Yesterday, an article in the New York Times (link to http://www.nytimes.com/2013/08/13/us/a-limit-on-consumer-costs-is-delaye...) reported that there has been a one year delay on the provision of the health care reform law that would limit the amount of out of pocket expenses to which consumers will be subject. The original language limited out of pocket expense to $6,350 for an individual or $12,700 for a family per year. These expenses are for coinsurance, copays and deductibles, NOT the insurance premium. The delay of this provision until 2015 means that in 2014, your potential out of pocket expenses could be much higher than the law’s limits. This delay is an important consideration for consumers, especially those touched by cancer or another chronic illness.
So, what can you do? First and foremost, try to keep up-to-date on the latest events. Healthcare.gov provides information about the health insurance marketplaces and information on what you need to do to prepare to buy insurance. The Kaiser Family Foundation’s Kaiser Health News is also a great resource for information. CSC will also post updates on health reform on its blog in the coming months.
Next, make sure you know what your need for coverage might be so you may discuss your needs with your insurance company or employer if you get your insurance through your workplace. If you plan to purchase insurance via your state health insurance marketplace, assess your insurance needs to prepare to evaluate what these plans will cover for you. In order to help you do this, CSC and a number of advocacy partners are working on a checklist to assist individuals as they shop for insurance on health insurance marketplaces. We will provide that information in September.
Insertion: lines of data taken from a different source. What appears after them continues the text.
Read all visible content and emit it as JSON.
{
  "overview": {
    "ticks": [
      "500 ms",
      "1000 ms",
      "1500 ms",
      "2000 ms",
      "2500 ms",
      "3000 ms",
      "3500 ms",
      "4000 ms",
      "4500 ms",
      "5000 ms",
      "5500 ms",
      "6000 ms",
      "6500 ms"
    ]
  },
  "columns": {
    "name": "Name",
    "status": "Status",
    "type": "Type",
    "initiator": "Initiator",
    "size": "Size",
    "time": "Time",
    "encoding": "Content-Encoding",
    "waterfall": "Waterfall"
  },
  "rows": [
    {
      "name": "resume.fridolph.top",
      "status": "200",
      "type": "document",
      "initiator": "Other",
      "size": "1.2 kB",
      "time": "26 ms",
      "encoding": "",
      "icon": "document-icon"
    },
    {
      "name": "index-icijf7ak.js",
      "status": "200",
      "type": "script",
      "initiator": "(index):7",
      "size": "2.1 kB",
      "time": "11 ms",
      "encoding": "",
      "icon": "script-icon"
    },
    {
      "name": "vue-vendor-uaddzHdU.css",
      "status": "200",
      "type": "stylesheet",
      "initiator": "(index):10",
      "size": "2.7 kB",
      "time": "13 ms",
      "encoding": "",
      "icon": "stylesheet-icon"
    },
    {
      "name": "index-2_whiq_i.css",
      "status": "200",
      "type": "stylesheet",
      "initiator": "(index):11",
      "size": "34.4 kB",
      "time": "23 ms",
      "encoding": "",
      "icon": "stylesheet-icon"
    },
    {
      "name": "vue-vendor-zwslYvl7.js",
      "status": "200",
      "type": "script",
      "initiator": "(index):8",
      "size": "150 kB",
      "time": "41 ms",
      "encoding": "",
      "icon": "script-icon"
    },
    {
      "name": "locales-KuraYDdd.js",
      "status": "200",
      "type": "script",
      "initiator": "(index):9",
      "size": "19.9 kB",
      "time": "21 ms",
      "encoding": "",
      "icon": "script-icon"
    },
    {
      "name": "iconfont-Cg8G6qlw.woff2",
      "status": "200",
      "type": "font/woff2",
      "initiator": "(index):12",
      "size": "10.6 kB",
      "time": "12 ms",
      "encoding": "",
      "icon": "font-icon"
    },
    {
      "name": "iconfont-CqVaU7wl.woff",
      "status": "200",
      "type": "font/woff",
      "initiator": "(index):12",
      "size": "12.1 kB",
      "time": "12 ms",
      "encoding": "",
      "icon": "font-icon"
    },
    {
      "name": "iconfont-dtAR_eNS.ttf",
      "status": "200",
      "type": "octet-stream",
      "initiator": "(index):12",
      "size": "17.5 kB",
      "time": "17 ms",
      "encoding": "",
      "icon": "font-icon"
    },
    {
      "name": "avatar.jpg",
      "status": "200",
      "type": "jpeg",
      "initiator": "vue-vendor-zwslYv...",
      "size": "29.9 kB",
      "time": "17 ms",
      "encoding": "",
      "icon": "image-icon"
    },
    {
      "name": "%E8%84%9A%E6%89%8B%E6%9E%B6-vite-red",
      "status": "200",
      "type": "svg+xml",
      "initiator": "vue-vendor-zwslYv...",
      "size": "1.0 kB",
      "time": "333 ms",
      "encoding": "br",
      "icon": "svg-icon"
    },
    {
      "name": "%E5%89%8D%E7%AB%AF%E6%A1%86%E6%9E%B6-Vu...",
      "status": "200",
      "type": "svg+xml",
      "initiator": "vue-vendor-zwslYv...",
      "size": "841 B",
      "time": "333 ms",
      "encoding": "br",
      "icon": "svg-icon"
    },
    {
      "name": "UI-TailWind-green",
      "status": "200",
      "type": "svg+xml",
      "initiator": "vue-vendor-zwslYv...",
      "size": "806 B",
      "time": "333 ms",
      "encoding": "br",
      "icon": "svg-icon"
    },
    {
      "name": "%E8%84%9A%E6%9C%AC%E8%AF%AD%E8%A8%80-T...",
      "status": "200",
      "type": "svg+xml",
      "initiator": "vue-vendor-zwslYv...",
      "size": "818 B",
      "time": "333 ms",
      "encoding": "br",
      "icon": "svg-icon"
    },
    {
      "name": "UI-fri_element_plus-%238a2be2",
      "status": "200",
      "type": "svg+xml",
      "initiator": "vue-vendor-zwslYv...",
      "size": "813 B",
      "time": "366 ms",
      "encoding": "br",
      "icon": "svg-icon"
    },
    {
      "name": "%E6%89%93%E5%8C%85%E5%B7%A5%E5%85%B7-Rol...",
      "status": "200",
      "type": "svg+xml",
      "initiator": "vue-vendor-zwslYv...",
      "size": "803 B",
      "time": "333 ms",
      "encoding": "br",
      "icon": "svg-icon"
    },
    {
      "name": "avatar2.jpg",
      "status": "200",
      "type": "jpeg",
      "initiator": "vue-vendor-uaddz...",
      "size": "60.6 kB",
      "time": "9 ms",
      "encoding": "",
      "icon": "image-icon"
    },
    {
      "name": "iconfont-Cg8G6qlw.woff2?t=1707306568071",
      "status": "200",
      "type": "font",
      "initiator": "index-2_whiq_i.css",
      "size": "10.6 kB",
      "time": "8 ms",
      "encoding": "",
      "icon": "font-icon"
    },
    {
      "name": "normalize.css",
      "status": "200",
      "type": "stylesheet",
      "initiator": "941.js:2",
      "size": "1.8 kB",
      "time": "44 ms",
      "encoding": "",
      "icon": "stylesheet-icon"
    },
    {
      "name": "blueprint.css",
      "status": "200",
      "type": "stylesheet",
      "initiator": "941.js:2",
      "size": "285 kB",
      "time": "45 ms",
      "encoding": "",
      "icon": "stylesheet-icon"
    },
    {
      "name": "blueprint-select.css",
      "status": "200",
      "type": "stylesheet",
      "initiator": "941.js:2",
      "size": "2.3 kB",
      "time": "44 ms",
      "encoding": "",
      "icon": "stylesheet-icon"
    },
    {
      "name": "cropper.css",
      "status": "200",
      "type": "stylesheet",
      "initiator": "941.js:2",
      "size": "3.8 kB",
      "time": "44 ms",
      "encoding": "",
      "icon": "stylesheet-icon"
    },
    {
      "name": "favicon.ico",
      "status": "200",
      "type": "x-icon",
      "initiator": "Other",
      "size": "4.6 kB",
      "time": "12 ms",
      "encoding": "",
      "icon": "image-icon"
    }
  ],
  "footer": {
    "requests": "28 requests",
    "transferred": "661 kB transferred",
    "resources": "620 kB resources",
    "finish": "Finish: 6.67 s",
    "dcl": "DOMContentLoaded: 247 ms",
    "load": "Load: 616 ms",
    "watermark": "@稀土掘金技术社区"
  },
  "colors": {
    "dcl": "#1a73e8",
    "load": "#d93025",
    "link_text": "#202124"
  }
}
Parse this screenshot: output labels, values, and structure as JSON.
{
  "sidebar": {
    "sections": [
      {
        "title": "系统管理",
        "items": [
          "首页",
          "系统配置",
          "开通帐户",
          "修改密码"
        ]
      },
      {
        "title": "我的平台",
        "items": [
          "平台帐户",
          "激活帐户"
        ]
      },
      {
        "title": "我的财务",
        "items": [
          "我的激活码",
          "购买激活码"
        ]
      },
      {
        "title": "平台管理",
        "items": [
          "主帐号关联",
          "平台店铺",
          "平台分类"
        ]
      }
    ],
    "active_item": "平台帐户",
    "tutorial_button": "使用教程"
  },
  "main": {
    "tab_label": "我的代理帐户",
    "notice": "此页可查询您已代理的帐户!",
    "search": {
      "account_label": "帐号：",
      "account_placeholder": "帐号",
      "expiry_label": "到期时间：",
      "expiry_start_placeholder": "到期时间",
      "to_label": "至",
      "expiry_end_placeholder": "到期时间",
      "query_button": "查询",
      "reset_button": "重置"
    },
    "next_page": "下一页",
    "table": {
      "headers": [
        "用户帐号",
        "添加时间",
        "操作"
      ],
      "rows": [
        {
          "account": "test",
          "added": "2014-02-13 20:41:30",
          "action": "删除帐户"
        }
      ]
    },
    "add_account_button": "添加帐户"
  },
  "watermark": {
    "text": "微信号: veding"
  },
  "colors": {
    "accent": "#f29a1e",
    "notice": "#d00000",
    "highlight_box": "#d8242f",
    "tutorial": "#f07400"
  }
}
Finally, know what is important to you and your family and do not be afraid to be a self-advocate. If you or a loved one is currently facing cancer, CSC invites you to connect with one of our Helpline counselors for an Open to Options treatment decision counseling session – you will formulate an itemized list of questions, personalized to your situation that can be shared with your physician, nurse or insurance carrier as you think through your future. Our team is ready to help at 888-793-9355.
So that no one faces cancer alone.